Below are the records. List every line holding the word "placeholder".

Start of RECORDS FOR THIS EXERCISE

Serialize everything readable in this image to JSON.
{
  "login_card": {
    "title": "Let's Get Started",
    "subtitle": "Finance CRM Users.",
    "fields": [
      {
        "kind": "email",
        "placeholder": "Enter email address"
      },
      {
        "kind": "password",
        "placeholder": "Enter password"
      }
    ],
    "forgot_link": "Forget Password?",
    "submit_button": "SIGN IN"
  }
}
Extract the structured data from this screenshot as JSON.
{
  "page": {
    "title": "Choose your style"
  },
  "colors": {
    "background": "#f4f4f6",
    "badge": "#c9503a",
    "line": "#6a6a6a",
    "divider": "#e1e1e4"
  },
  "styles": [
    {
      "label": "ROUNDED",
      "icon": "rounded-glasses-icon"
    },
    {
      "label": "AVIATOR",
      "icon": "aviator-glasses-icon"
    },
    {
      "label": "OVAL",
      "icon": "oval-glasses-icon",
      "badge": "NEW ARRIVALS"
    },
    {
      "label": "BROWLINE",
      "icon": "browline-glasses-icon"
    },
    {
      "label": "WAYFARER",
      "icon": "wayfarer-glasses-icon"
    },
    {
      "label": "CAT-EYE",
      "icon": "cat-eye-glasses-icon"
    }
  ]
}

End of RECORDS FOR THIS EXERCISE

ANSWER:
        "placeholder": "Enter email address"
        "placeholder": "Enter password"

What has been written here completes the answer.